My current inspiration in works of clay and pastels comes from the shape, form, surface and movement of river water and its similarity to the flowing lines of southwestern rocks, desert and canyons as well as distant oceans.
To me, it’s absolute magic that I can interpret that inspiration with the science of glazes, clay and fire —– and make art.
Though an architect by training, profession and practice, during the past few years I have revived my interest in working with clay — an interest that was dormant for over 20 years. I studied at private studios in Connecticut and always took a few studio art classes during my college years. In 1998 I began 3 semesters of course work studying the Arita (Japan) method of working with porcelain at the University of New Mexico with Jim Srubek, who had studied under Manji Inoue Sensei, a National Living Treasure of Japan.
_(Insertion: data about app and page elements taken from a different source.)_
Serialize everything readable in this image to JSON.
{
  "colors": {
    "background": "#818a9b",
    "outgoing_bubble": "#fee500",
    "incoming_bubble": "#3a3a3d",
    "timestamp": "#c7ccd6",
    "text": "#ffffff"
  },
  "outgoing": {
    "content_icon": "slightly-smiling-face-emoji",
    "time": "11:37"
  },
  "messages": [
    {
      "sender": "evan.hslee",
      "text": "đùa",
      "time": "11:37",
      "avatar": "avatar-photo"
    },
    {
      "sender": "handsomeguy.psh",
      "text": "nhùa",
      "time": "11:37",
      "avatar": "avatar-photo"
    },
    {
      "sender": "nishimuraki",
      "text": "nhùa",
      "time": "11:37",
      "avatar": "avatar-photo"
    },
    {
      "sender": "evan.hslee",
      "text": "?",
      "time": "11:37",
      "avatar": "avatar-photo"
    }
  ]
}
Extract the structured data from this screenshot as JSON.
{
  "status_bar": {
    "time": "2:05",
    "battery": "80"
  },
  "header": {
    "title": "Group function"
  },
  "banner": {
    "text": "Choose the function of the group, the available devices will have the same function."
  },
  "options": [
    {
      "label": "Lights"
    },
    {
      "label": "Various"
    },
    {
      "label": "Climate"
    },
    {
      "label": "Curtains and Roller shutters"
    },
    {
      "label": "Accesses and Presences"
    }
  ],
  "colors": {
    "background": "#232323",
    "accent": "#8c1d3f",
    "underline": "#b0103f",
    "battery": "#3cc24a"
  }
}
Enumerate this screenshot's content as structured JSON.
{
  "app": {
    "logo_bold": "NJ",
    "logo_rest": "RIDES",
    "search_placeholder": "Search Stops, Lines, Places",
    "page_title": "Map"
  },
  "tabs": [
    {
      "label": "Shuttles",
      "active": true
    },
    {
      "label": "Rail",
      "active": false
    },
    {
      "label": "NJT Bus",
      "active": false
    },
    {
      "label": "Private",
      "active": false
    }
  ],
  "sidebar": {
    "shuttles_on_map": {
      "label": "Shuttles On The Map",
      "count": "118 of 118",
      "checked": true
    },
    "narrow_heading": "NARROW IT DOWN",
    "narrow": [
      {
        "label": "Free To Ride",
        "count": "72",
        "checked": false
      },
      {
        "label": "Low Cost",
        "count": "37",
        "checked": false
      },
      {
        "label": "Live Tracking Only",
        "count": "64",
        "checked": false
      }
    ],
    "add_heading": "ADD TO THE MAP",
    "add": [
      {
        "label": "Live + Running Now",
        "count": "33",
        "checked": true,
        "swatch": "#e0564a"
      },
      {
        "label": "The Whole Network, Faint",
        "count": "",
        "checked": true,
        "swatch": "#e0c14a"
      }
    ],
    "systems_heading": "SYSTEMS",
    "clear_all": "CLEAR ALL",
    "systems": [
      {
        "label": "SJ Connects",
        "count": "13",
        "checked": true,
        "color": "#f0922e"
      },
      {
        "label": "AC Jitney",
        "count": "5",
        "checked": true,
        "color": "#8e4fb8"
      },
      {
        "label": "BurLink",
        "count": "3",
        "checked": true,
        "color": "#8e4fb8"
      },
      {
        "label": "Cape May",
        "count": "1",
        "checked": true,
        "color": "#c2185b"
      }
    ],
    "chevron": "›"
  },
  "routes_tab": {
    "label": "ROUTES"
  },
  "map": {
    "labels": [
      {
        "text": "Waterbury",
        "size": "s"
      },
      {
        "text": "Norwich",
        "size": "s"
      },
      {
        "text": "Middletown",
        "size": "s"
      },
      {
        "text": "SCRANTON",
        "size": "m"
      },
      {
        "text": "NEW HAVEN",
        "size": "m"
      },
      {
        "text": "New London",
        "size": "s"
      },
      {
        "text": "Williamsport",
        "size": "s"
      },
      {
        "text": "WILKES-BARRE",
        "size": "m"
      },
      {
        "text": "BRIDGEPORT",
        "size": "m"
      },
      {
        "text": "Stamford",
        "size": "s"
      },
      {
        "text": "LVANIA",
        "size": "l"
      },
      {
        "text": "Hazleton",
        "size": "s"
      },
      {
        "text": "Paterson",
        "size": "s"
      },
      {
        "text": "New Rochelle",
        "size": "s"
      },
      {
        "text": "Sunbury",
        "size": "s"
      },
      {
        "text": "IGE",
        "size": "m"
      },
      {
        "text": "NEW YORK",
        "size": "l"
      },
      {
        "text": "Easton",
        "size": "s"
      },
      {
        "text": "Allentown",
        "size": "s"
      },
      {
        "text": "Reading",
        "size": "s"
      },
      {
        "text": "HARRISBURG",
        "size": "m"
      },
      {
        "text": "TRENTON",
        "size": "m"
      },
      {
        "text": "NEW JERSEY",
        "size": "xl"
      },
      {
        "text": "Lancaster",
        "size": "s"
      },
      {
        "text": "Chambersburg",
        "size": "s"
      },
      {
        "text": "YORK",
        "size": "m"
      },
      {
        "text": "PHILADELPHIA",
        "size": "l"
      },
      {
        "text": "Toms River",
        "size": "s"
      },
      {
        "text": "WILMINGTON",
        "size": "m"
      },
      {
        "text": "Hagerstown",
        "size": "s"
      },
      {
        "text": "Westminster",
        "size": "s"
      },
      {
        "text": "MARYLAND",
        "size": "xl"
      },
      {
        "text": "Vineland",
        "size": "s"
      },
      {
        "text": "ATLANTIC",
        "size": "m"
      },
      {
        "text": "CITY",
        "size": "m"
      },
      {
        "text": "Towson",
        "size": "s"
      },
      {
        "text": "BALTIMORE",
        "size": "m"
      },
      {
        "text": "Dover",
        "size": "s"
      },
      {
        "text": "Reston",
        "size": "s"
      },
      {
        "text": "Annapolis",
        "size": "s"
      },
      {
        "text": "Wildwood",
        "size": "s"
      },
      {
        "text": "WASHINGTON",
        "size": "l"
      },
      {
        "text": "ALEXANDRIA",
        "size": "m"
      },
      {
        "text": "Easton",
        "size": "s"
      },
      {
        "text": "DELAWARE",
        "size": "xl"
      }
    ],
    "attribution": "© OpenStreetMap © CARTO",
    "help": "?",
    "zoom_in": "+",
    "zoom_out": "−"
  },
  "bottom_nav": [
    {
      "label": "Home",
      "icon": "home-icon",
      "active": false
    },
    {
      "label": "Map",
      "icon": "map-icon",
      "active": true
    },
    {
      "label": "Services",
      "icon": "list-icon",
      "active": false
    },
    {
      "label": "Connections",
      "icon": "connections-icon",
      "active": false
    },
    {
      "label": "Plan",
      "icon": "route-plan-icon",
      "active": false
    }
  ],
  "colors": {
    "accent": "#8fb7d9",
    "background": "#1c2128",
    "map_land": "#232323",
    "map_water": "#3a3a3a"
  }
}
My work has since moved outside that traditional Arita method and now takes the form of functional pieces ( bowls, vases, flat plates) with “pulled” transluscent waves stretching the clay to its limt at the edges. No two pieces are alike.